Write out the records below once more, exactly as they stand.

Stored entries:
[Start of Attachment]
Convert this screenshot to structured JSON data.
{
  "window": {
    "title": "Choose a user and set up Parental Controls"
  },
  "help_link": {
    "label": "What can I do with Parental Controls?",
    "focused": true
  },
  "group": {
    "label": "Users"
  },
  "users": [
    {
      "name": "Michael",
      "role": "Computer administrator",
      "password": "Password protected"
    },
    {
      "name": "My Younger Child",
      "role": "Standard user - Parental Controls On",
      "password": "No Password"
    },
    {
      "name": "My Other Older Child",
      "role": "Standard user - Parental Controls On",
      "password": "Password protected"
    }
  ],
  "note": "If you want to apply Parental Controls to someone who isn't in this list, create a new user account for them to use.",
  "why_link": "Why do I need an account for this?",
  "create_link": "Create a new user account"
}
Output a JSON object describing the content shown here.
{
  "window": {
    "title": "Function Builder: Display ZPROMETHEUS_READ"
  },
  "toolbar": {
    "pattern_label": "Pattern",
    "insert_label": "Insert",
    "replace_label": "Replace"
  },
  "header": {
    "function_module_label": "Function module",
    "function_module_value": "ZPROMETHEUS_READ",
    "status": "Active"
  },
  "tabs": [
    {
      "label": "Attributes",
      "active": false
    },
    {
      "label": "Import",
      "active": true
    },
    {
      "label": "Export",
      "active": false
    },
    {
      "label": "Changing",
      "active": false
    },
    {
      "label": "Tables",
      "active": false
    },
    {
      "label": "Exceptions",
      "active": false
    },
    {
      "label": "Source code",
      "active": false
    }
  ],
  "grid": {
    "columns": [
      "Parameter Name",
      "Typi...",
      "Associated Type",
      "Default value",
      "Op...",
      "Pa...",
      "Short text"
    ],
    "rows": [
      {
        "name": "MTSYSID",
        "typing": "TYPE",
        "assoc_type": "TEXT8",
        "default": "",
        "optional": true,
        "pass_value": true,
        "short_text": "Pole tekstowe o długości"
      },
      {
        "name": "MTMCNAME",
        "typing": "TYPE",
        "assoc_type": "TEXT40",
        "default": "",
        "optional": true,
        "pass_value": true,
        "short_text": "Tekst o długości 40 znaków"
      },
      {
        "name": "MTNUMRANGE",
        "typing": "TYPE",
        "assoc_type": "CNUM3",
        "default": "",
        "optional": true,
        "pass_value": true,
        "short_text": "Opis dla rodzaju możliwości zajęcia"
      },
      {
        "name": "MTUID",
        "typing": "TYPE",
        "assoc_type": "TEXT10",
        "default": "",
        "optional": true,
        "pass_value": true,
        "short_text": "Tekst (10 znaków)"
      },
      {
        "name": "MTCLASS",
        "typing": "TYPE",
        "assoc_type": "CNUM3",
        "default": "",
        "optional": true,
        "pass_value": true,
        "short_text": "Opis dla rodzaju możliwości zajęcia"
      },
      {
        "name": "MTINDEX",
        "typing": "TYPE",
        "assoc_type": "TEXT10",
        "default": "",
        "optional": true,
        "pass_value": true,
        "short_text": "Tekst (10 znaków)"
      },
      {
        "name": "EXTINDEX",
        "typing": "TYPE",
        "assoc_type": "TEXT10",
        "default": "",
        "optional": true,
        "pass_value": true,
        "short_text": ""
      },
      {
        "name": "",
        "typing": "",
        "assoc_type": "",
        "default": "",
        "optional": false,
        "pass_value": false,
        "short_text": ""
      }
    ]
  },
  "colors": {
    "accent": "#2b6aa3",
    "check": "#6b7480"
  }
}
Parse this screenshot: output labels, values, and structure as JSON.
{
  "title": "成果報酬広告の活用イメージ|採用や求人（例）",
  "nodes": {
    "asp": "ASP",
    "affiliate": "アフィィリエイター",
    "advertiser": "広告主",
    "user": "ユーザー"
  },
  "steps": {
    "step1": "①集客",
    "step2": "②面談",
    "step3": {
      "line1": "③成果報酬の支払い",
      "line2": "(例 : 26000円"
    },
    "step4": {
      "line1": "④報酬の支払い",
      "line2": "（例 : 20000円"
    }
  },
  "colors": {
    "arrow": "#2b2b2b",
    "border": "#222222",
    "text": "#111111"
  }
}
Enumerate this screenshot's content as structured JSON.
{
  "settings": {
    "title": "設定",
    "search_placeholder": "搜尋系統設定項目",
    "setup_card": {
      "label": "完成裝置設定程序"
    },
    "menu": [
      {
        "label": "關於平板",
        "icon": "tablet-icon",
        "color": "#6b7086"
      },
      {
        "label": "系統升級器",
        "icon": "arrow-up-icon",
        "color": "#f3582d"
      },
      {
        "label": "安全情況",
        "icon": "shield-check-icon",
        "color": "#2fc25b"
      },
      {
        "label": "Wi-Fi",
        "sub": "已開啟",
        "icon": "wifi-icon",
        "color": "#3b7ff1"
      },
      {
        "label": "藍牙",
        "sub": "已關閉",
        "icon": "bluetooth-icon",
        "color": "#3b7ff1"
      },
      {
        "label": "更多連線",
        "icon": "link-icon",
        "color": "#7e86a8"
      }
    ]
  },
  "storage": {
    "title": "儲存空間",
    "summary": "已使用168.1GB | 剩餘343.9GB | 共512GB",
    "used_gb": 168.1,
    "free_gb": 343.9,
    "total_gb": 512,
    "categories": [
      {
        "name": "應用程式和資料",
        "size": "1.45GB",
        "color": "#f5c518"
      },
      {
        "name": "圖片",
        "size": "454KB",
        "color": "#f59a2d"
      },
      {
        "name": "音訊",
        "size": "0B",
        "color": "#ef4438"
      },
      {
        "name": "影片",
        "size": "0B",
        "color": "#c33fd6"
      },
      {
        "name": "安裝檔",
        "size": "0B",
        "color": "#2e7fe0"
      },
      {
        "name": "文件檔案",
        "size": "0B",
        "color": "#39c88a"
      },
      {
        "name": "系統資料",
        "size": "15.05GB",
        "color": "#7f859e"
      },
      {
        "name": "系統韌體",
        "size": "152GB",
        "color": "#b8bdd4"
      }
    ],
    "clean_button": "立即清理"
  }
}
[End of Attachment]
# Response:
Convert this screenshot to structured JSON data.
{
  "window": {
    "title": "Choose a user and set up Parental Controls"
  },
  "help_link": {
    "label": "What can I do with Parental Controls?",
    "focused": true
  },
  "group": {
    "label": "Users"
  },
  "users": [
    {
      "name": "Michael",
      "role": "Computer administrator",
      "password": "Password protected"
    },
    {
      "name": "My Younger Child",
      "role": "Standard user - Parental Controls On",
      "password": "No Password"
    },
    {
      "name": "My Other Older Child",
      "role": "Standard user - Parental Controls On",
      "password": "Password protected"
    }
  ],
  "note": "If you want to apply Parental Controls to someone who isn't in this list, create a new user account for them to use.",
  "why_link": "Why do I need an account for this?",
  "create_link": "Create a new user account"
}
Output a JSON object describing the content shown here.
{
  "window": {
    "title": "Function Builder: Display ZPROMETHEUS_READ"
  },
  "toolbar": {
    "pattern_label": "Pattern",
    "insert_label": "Insert",
    "replace_label": "Replace"
  },
  "header": {
    "function_module_label": "Function module",
    "function_module_value": "ZPROMETHEUS_READ",
    "status": "Active"
  },
  "tabs": [
    {
      "label": "Attributes",
      "active": false
    },
    {
      "label": "Import",
      "active": true
    },
    {
      "label": "Export",
      "active": false
    },
    {
      "label": "Changing",
      "active": false
    },
    {
      "label": "Tables",
      "active": false
    },
    {
      "label": "Exceptions",
      "active": false
    },
    {
      "label": "Source code",
      "active": false
    }
  ],
  "grid": {
    "columns": [
      "Parameter Name",
      "Typi...",
      "Associated Type",
      "Default value",
      "Op...",
      "Pa...",
      "Short text"
    ],
    "rows": [
      {
        "name": "MTSYSID",
        "typing": "TYPE",
        "assoc_type": "TEXT8",
        "default": "",
        "optional": true,
        "pass_value": true,
        "short_text": "Pole tekstowe o długości"
      },
      {
        "name": "MTMCNAME",
        "typing": "TYPE",
        "assoc_type": "TEXT40",
        "default": "",
        "optional": true,
        "pass_value": true,
        "short_text": "Tekst o długości 40 znaków"
      },
      {
        "name": "MTNUMRANGE",
        "typing": "TYPE",
        "assoc_type": "CNUM3",
        "default": "",
        "optional": true,
        "pass_value": true,
        "short_text": "Opis dla rodzaju możliwości zajęcia"
      },
      {
        "name": "MTUID",
        "typing": "TYPE",
        "assoc_type": "TEXT10",
        "default": "",
        "optional": true,
        "pass_value": true,
        "short_text": "Tekst (10 znaków)"
      },
      {
        "name": "MTCLASS",
        "typing": "TYPE",
        "assoc_type": "CNUM3",
        "default": "",
        "optional": true,
        "pass_value": true,
        "short_text": "Opis dla rodzaju możliwości zajęcia"
      },
      {
        "name": "MTINDEX",
        "typing": "TYPE",
        "assoc_type": "TEXT10",
        "default": "",
        "optional": true,
        "pass_value": true,
        "short_text": "Tekst (10 znaków)"
      },
      {
        "name": "EXTINDEX",
        "typing": "TYPE",
        "assoc_type": "TEXT10",
        "default": "",
        "optional": true,
        "pass_value": true,
        "short_text": ""
      },
      {
        "name": "",
        "typing": "",
        "assoc_type": "",
        "default": "",
        "optional": false,
        "pass_value": false,
        "short_text": ""
      }
    ]
  },
  "colors": {
    "accent": "#2b6aa3",
    "check": "#6b7480"
  }
}
Parse this screenshot: output labels, values, and structure as JSON.
{
  "title": "成果報酬広告の活用イメージ|採用や求人（例）",
  "nodes": {
    "asp": "ASP",
    "affiliate": "アフィィリエイター",
    "advertiser": "広告主",
    "user": "ユーザー"
  },
  "steps": {
    "step1": "①集客",
    "step2": "②面談",
    "step3": {
      "line1": "③成果報酬の支払い",
      "line2": "(例 : 26000円"
    },
    "step4": {
      "line1": "④報酬の支払い",
      "line2": "（例 : 20000円"
    }
  },
  "colors": {
    "arrow": "#2b2b2b",
    "border": "#222222",
    "text": "#111111"
  }
}
Enumerate this screenshot's content as structured JSON.
{
  "settings": {
    "title": "設定",
    "search_placeholder": "搜尋系統設定項目",
    "setup_card": {
      "label": "完成裝置設定程序"
    },
    "menu": [
      {
        "label": "關於平板",
        "icon": "tablet-icon",
        "color": "#6b7086"
      },
      {
        "label": "系統升級器",
        "icon": "arrow-up-icon",
        "color": "#f3582d"
      },
      {
        "label": "安全情況",
        "icon": "shield-check-icon",
        "color": "#2fc25b"
      },
      {
        "label": "Wi-Fi",
        "sub": "已開啟",
        "icon": "wifi-icon",
        "color": "#3b7ff1"
      },
      {
        "label": "藍牙",
        "sub": "已關閉",
        "icon": "bluetooth-icon",
        "color": "#3b7ff1"
      },
      {
        "label": "更多連線",
        "icon": "link-icon",
        "color": "#7e86a8"
      }
    ]
  },
  "storage": {
    "title": "儲存空間",
    "summary": "已使用168.1GB | 剩餘343.9GB | 共512GB",
    "used_gb": 168.1,
    "free_gb": 343.9,
    "total_gb": 512,
    "categories": [
      {
        "name": "應用程式和資料",
        "size": "1.45GB",
        "color": "#f5c518"
      },
      {
        "name": "圖片",
        "size": "454KB",
        "color": "#f59a2d"
      },
      {
        "name": "音訊",
        "size": "0B",
        "color": "#ef4438"
      },
      {
        "name": "影片",
        "size": "0B",
        "color": "#c33fd6"
      },
      {
        "name": "安裝檔",
        "size": "0B",
        "color": "#2e7fe0"
      },
      {
        "name": "文件檔案",
        "size": "0B",
        "color": "#39c88a"
      },
      {
        "name": "系統資料",
        "size": "15.05GB",
        "color": "#7f859e"
      },
      {
        "name": "系統韌體",
        "size": "152GB",
        "color": "#b8bdd4"
      }
    ],
    "clean_button": "立即清理"
  }
}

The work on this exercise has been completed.